Disruptions in parent-child attachment can also contribute to intergenerational trauma. Children who experience neglect, abandonment, or abuse may struggle to form healthy attachments, leading to difficulties in their relationships and parenting.
Poverty and prejudice can all contribute to intergenerational trauma. These experiences can create chronic stress and which can adversely impact physical and mental health and affect parenting practices.
Traumatic experiences can lead to changes in gene expression, which can be passed down through generations.
It is essential to recognize the impact of trauma on individuals and communities and to provide support to help break the cycle of trauma.
What are the long-term effects of intergenerational trauma?
Intergenerational trauma can harm your health in a variety of ways. The reactions may differ depending on generation, but they might include:
- Anxiety and guilt
- Low self-esteem
- Higher chances of suicide
- High rates of heart disease
- Substance abuse
- Damaged cultural identity
- Relationship troubles
- Feeling helpless or vulnerable
- A hard time controlling aggressive feelings
- Extreme reactions to stress
How to break the cycle of intergenerational trauma?
Breaking the cycle of intergenerational trauma can be a challenging and complex process, but it is possible with the right resources, support, and commitment. Here are a few suggestions:
- Acknowledge the trauma: The first step in breaking the cycle of intergenerational trauma is to acknowledge its existence and impact on your life. It can be difficult, as trauma can be deeply ingrained and painful, but it is crucial to face it head-on.
- Break the silence: Speak openly and honestly about the trauma within your family and community. Breaking the silence can help reduce shame and stigma and create a safe space for healing.
- Seek support: Connecting with others who have experienced similar traumas can help process your own experiences and find ways to heal.
- Create positive experiences: It is essential to create positive experiences for yourself and your family to counteract the negative impact of trauma. It could include building relationships, pursuing hobbies, and celebrating milestones and achievements.
If the generational traumas are hampering your productivity and mental peace, consulting a professional might help.
A word from The Wellness Corner
By understanding the impact of trauma and working towards healing and recovery, we can help to break the cycle of intergenerational trauma and promote health and well-being for future generations.
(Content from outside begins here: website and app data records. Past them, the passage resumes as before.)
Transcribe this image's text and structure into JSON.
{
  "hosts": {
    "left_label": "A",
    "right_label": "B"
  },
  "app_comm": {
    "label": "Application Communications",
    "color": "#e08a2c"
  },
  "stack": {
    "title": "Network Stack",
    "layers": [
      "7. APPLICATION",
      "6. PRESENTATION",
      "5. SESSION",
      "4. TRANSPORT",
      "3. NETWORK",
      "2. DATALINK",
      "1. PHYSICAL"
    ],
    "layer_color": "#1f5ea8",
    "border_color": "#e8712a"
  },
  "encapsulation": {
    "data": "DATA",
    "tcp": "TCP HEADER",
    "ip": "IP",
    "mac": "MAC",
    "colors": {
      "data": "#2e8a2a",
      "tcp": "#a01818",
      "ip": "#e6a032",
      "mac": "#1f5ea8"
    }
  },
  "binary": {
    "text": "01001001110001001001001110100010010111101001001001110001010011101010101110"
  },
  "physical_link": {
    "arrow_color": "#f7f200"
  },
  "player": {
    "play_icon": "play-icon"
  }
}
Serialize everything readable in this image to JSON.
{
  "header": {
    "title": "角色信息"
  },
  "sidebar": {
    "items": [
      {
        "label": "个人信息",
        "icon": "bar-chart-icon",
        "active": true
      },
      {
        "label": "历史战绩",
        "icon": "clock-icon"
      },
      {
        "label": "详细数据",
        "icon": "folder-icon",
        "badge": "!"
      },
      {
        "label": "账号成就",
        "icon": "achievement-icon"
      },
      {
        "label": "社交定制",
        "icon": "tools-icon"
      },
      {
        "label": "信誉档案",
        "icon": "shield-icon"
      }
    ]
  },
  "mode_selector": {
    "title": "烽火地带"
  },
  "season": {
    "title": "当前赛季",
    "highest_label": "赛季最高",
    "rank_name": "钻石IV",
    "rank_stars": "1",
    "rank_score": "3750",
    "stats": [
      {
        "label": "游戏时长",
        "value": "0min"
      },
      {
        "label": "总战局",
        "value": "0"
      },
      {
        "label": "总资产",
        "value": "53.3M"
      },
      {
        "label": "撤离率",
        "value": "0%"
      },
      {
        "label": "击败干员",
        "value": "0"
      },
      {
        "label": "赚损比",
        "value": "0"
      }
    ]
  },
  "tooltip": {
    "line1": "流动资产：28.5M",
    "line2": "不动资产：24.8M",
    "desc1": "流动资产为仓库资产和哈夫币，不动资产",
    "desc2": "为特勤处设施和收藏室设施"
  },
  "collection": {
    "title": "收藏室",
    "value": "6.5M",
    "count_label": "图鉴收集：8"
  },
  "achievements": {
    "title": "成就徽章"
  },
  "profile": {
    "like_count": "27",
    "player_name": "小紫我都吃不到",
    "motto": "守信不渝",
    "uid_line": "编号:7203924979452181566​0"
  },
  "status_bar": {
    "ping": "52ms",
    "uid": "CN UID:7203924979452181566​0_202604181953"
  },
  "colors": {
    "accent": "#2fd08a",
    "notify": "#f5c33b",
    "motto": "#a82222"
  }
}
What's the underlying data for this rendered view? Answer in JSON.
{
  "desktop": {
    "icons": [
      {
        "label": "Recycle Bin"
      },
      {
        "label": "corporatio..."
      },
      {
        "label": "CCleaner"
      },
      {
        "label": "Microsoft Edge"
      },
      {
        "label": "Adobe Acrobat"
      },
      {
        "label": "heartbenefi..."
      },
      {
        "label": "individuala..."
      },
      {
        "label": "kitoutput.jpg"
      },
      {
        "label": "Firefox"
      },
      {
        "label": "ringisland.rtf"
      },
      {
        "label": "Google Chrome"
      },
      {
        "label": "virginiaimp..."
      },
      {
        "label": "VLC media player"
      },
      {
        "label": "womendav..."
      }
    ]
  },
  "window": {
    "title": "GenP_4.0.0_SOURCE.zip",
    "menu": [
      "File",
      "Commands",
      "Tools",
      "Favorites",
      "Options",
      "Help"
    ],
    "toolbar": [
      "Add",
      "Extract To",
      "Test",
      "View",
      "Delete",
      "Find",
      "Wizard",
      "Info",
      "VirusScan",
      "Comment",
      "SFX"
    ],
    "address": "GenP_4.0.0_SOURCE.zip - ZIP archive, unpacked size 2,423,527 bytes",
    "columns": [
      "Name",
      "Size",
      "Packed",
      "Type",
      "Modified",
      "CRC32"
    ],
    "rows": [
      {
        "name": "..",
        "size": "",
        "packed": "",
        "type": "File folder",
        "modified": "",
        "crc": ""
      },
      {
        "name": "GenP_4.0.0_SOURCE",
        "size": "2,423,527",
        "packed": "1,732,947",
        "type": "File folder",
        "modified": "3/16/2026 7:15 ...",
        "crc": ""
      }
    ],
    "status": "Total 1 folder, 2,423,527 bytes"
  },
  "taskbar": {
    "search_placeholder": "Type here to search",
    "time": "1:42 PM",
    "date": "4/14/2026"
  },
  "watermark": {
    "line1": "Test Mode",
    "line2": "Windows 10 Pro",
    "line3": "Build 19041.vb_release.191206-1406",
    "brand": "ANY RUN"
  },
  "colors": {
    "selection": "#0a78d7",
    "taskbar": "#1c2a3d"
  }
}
So, the next time you notice someone in your family or community acting in a certain way, take a moment to consider if it could be a result of intergenerational trauma. By acknowledging and addressing the impact of trauma, we can create a more supportive and compassionate world for all.